Miniatur Wunderland, the world’s largest model railway, was hands down the family’s favorite stop on our recent trip to Hamburg, Germany. This may seem obvious when you consider my husband’s enthusiasm for and my three-year-old’s obsession with trains. (See also: our trip to the world’s largest railway museum and our day out with Thomas.) But, you know, I was there, too. With the baby.
If you, like me, aren’t a model train enthusiast (you aren’t?), there’s likely no way you can imagine what this place is like. It’s 14,000 square feet of model train. That’s about 7-10 houses’ worth of track, roads, (fake) rock, trees and grass, covered with miniature train stations, houses, apartments, office buildings, warehouses, sky scrapers, casinos, hospitals, hotels, castles, restaurants, factories, festivals, carnivals, stadiums. Tunnels, caves, lakes, rivers, mountains, canyons and bridges. With trains (930, to be exact) quietly chugging along and car and truck lights glowing everywhere you look.
There were construction sites. Accident scenes. Concerts. Ski slopes.
Every 15 minutes dusk fell, then night, showcasing the approximately 335,000 lights.
THERE WAS A WORKING AIRPORT.
A water-filled harbor with a WORKING CRUISE SHIP. Even a space shuttle launch!
It all just kept going and going, taking you from Switzerland to Germany to the imaginary Knuffigen then America and Scandinavia. The world itself was marvelous. (And it’s expanding!) Of course my guys were all in awe of the trains and moving parts.
And that was just the setting. I found the penny-height people to be the most fascinating. The 215,000 figurines that populated the miniature world provided fuel for stories. Where are the passengers going? What deal are the office workers in the midst of? The people are what make the world realistic and fantastic. The concert-goers, holiday-makers, emergency responders, workers.
Activation buttons throughout the exhibit allowed you to light up vignettes, like this underground lab at Area 51, or set small features like a bungee jumper or weather balloon in motion.
I was delighted to discover the little winks from the creators throughout the Wunderland.
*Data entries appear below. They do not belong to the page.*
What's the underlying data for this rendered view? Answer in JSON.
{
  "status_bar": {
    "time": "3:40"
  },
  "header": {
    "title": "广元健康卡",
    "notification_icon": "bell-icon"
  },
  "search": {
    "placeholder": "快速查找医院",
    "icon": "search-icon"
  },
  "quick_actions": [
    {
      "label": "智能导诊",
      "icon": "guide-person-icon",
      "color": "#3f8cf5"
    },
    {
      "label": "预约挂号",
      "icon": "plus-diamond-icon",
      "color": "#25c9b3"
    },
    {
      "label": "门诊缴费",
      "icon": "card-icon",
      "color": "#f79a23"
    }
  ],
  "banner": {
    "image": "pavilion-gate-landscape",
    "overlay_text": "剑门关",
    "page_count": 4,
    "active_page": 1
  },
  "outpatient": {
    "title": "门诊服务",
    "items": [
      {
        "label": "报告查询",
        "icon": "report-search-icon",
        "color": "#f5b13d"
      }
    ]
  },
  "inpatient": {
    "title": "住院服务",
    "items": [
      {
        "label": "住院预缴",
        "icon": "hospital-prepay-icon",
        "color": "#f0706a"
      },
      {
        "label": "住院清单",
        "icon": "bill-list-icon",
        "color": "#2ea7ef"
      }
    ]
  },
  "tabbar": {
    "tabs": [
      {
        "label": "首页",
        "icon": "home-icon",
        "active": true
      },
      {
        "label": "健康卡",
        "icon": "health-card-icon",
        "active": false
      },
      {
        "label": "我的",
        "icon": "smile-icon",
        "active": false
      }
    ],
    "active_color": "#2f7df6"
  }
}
The worker spilling a vat of chocolate in the chocolate factory (that actually dispensed little Lindt chocolate bars!). The couple schtupping on a desk on the top floor of an office building. The strong man lifting a car in a traffic jam. The bank robbers just moments away from being busted. The “lovers” in a sunflower field that made everyone who spotted them blush. The unicorn on the hillside. The scuba-diving cows.
The thought that went into the creation of Minitaur Wunderland is deeply impressive. It did take 580,000 hours to build, after all!
While the baby enjoyed watching the trains, trucks and planes whizz by, nearly as much as his brother, lunch time approached quickly. We could have eaten at the on-site restaurant, but we had our hearts set on a nearby crêperie. There are many details I missed. I would love to return after some expansion is complete. Italy is currently under construction. France, Great Britain and Africa are planned (through 2019). If you have a chance to visit, don’t miss it. It really is astounding!